|She doesn't look like a superhero, but she is...|
Needless to say, when the opportunity to see Susan at the Harvard Book Store in person presented itself, I knew I had to take advantage of it. A woman at the appearance referred to Quiet as a valentine to the introvert; I've previously referred to it as an autobiography that Susan Cain didn't know she wrote about me. For so many, it has served as a reassurance to fellow introverts that they are neither alone nor abnormal; and for extroverts, it has served as a light to illuminate the plight of their less animated friends.
Although the book was quite informative, I still managed to learn even more from Susan in her brief time speaking. Some of the gems that she shared:
- In just over 13 months, Quiet has been translated into over 30 languages. Whoa.
- Prior to Quiet, there was very little language to discuss the effects of introversion on personality; it is now being floated as a legitimate workplace diversity issue.
- Obama is the only president to schedule downtime between his meetings. It astounds his staff, and is proof that despite being animated and personable, he is also the sort of person who needs to recharge after exerting himself with human interaction. This propensity to need time for himself earned him a reputation for being aloof, and an article from journalist Maureen Dowd accusing him of being introverted (no wonder people think it's bad!)
- At first, Cain struggled to tell people about what she was working on because of the stigma that tends to surround introversion. But as she wrote, she became more comfortable and no longer feels self-conscious about identifying as introverts.
- Speaking of identifying as an introvert, more extroverts are starting to identify themselves as introverts.
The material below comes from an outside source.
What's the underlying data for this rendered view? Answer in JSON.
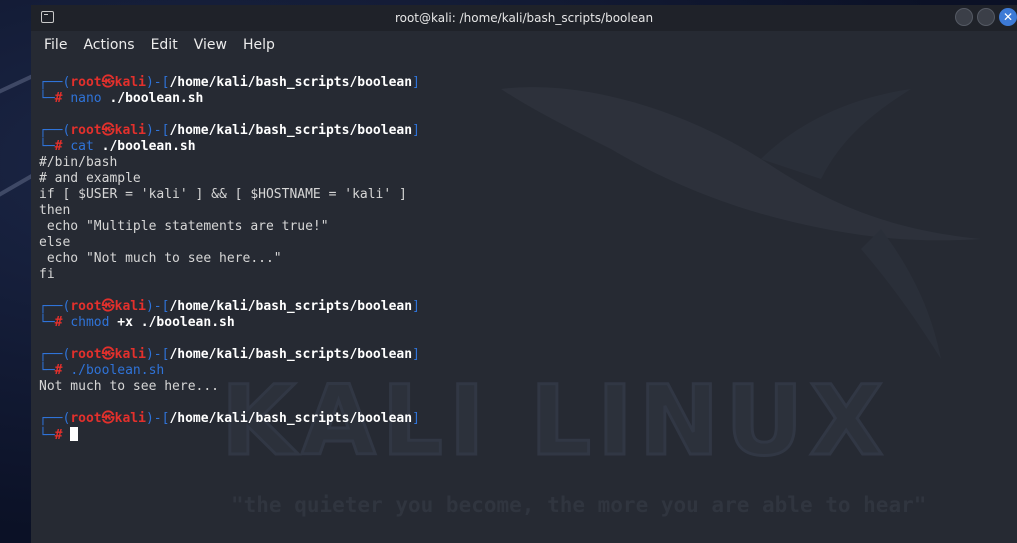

Why? Cain voiced two reasons: one, the hyper-introverted nature of our society is starting to become too much for even the most extroverted in our world (hence the rising popularity of decompressing activities like yoga and meditation, and asynchronous communication like texting); two, once good qualities such as increased care for people and thoughtfulness started being identified with introversion, it wasn't as undesirable of a state as previously thought.
- A tip she gave students to help cope with their introversion in classes that ask for participation: speak first. If you speak first, the pressure to contribute meaningfully dissipates quickly, instructors appreciate you breaking the ice, and fellow students recognize the contribution as a good one. Also, preparing for class helps- there is a tendency to look as though you haven't prepared for class, but it actually could help reduce the stress and overstimulation that can come from the pressure to contribute.
All told, my time getting to see and speak briefly with Susan Cain gave me the energy I needed to keep pushing myself to research more, write more, and talk more about introversion in the work I want to do. Thank you Susan for the inspiration, I look forward to doing more with the work that you've started :)